Protecting Your Rights Throughout Eastern Iowa Since 1981

But drug courts save money…

On Behalf of | Sep 19, 2015 | Felonies

Drugs have been seen as a problem in American society for a long time. The salacious “Reefer Madness” and other antidrug propaganda pieces worked on the premise of scaring people away from using a drug, out of fear of becoming drug-crazed maniacs.

Of course, for all their negative effects, the unrealistic characterizations tended to undercut the force of the message. In many cases involving drug addiction, the real question is what can be done to end the addiction and allow a person to live drug-free, productive life.

What does not work is incarceration. Fifty years of the so-called war on drugs have had little impact on reducing drug dependency in the U.S., but have filled the prisons and helped to foster an increasingly militarized police force.

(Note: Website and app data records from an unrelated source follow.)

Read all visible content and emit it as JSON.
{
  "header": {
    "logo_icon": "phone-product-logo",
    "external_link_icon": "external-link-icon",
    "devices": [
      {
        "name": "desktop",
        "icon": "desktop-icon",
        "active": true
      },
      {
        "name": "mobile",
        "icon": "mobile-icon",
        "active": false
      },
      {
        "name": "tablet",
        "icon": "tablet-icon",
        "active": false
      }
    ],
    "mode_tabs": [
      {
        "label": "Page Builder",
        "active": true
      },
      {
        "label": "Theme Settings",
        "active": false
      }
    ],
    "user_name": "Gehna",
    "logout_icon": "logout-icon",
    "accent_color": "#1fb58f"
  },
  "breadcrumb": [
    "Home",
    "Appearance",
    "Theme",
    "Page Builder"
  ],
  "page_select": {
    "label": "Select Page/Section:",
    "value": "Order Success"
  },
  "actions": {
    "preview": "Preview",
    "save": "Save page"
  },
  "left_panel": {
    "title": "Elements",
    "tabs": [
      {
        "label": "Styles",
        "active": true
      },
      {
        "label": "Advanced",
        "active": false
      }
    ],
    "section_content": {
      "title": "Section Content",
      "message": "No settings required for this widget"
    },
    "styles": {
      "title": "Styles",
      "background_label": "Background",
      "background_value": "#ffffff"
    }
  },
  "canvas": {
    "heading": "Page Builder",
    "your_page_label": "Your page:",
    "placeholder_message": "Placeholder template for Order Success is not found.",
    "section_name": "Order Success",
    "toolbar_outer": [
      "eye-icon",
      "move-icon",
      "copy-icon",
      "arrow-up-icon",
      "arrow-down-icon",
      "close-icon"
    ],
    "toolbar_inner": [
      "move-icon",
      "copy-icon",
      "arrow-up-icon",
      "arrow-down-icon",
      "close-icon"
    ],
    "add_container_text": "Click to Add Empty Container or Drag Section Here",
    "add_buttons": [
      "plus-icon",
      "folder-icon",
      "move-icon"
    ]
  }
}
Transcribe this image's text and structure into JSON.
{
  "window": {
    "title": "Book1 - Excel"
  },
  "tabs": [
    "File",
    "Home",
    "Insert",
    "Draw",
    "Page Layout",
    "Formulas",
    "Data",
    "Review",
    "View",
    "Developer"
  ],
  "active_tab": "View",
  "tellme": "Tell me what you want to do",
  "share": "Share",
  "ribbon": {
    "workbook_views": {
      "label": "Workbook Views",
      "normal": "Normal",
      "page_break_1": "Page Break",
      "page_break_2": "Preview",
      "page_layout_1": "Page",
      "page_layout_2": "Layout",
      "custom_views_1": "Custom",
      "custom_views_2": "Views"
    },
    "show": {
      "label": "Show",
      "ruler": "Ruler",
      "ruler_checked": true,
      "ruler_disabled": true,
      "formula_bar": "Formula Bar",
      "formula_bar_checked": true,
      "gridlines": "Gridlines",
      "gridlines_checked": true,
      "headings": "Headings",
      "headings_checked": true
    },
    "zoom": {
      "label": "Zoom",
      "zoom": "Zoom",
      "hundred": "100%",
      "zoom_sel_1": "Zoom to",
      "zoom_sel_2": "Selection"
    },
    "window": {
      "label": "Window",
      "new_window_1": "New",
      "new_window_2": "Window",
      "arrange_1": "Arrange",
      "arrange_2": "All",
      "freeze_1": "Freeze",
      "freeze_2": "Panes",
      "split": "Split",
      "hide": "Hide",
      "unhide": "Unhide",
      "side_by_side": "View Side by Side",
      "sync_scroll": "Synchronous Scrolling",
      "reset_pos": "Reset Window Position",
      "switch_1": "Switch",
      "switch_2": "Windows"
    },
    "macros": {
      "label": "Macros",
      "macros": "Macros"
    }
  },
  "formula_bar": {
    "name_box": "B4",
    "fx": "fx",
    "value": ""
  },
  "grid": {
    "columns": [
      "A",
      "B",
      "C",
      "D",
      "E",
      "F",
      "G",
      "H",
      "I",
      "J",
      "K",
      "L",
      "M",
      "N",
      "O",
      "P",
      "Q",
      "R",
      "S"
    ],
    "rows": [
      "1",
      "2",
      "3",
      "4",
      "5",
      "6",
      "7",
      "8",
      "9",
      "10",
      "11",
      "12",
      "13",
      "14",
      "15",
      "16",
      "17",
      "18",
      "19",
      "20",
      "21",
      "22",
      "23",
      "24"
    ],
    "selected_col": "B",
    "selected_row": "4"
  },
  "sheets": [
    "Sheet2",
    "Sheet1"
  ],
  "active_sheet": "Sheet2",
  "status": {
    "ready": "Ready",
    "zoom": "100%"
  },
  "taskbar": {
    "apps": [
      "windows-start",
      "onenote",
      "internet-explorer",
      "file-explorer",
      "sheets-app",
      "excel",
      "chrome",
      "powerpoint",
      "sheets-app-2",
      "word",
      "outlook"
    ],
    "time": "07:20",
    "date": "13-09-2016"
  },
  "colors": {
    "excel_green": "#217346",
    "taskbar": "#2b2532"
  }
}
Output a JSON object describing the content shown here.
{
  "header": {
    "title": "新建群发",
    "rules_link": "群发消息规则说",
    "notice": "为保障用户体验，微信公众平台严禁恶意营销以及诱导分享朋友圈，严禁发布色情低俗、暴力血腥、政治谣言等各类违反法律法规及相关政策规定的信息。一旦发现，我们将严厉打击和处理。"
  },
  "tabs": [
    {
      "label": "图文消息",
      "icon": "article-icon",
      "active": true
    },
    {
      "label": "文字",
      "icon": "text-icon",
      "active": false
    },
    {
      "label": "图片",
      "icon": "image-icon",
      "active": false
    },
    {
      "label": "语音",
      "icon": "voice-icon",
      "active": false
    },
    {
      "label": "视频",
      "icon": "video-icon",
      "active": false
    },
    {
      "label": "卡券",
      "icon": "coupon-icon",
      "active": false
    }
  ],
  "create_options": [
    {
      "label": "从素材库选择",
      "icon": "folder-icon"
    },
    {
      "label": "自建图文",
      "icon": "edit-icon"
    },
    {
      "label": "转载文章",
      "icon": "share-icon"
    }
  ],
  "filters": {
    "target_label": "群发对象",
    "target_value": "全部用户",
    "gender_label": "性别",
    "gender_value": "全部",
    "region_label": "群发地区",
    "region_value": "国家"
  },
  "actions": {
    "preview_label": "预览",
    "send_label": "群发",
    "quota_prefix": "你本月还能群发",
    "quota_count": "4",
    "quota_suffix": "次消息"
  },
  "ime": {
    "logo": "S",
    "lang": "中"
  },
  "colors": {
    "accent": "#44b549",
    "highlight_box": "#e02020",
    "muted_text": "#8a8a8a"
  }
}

As states like Iowa have struggled to cope with the expense of large prison populations, innovations like “drug courts” have been developed. These specialized courts are designed to provide real solutions to the drug problem, such as helping offenders obtain schooling and jobs.

Here’s the problem; the legislature looking for ways to cut the budget and drug courts are an easy target, as some complain that they are not sufficiently punitive. The wrongheadedness of this is astounding.

The choice for the Iowa legislature is spending the money with drug courts and helping individuals become reintegrated into society,  which would save money within the criminal justice system and lower prison costs.

Or, it can insist on the old, failed, punitive incarceration model, which costs $33,000 per year per inmate and virtually ensures when the inmates are released with their addiction unresolved and without the skills or tools to succeed, they will quickly return.

Don’t bet on the legislature to make the right choice, as you may need that money to pay the higher taxes they will need to cover their increased prison costs.

Source:, “Editorial: Lawmakers must fund drug courts statewide,” August 28, 2015